Task instructions:
Find every line in the records that holds the string "Folders". Copy each one.

The data:
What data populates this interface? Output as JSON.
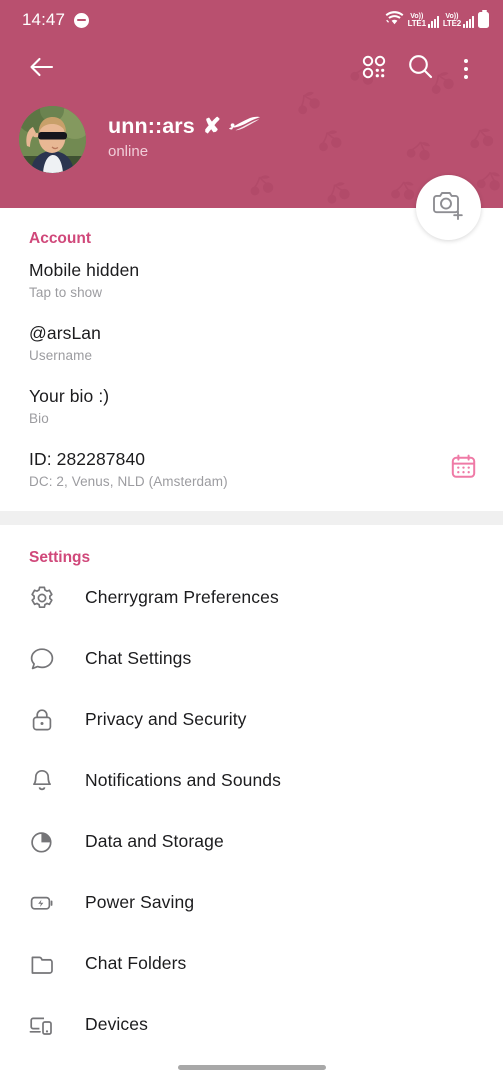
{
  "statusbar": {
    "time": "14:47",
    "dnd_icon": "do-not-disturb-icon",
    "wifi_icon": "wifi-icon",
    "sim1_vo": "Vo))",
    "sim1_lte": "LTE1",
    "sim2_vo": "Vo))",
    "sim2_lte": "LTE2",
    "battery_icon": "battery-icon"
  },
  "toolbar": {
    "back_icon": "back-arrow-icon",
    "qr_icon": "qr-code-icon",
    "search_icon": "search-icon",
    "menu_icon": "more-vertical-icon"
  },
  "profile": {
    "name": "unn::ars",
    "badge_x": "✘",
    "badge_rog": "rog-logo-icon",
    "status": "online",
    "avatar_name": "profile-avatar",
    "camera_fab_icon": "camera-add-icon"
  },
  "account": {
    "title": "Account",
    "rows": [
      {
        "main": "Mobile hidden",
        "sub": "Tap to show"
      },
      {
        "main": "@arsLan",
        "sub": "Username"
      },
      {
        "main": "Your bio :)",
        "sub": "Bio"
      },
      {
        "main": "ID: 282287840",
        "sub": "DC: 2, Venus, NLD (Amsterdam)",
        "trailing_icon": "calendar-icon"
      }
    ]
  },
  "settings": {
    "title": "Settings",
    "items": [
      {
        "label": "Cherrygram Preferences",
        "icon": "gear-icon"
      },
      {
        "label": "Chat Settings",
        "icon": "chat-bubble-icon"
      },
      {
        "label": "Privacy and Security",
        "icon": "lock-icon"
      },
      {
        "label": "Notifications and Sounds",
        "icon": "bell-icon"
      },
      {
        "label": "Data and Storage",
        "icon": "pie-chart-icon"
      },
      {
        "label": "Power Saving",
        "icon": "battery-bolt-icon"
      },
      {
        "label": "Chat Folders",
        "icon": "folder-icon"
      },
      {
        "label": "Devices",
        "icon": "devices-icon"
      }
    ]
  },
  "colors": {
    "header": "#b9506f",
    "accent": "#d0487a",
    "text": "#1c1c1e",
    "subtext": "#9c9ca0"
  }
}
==
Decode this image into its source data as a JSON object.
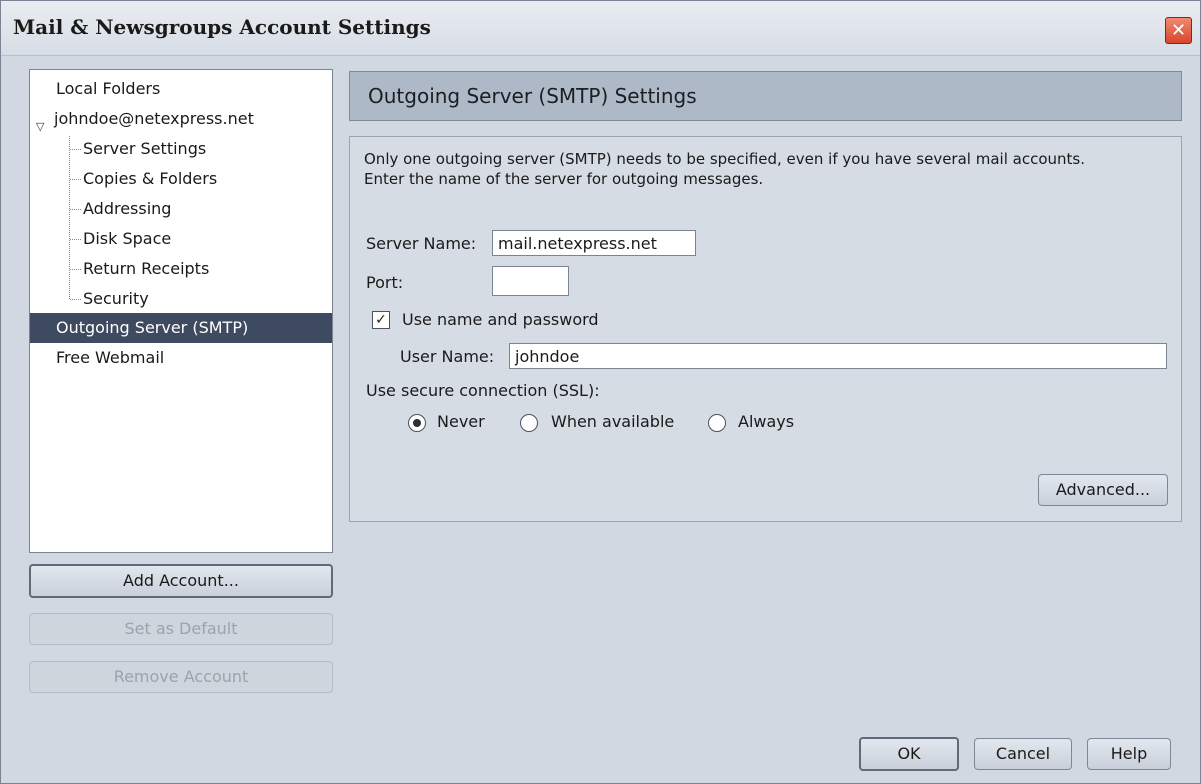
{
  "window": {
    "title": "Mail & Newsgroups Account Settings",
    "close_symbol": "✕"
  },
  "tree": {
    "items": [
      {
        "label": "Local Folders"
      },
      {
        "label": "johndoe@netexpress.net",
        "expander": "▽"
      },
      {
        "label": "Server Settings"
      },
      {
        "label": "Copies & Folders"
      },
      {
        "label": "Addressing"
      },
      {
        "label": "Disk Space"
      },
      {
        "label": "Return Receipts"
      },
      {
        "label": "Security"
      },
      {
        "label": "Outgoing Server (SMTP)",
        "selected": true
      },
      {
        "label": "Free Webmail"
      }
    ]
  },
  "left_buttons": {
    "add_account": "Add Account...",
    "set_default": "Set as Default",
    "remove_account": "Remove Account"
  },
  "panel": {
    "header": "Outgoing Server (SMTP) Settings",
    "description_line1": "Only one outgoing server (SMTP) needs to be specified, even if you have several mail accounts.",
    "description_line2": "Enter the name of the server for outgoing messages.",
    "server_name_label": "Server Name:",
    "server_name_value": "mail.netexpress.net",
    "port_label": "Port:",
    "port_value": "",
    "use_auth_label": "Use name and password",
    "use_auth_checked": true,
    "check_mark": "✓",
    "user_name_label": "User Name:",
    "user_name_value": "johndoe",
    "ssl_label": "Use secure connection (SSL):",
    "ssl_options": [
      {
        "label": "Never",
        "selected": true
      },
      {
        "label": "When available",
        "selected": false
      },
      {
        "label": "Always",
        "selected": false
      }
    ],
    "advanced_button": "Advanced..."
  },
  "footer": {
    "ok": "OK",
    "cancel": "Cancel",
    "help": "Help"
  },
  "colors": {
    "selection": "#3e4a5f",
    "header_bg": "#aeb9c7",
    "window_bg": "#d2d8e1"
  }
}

Task response:
        "label": "Chat Folders",
        "label": "Local Folders"
        "label": "Copies & Folders"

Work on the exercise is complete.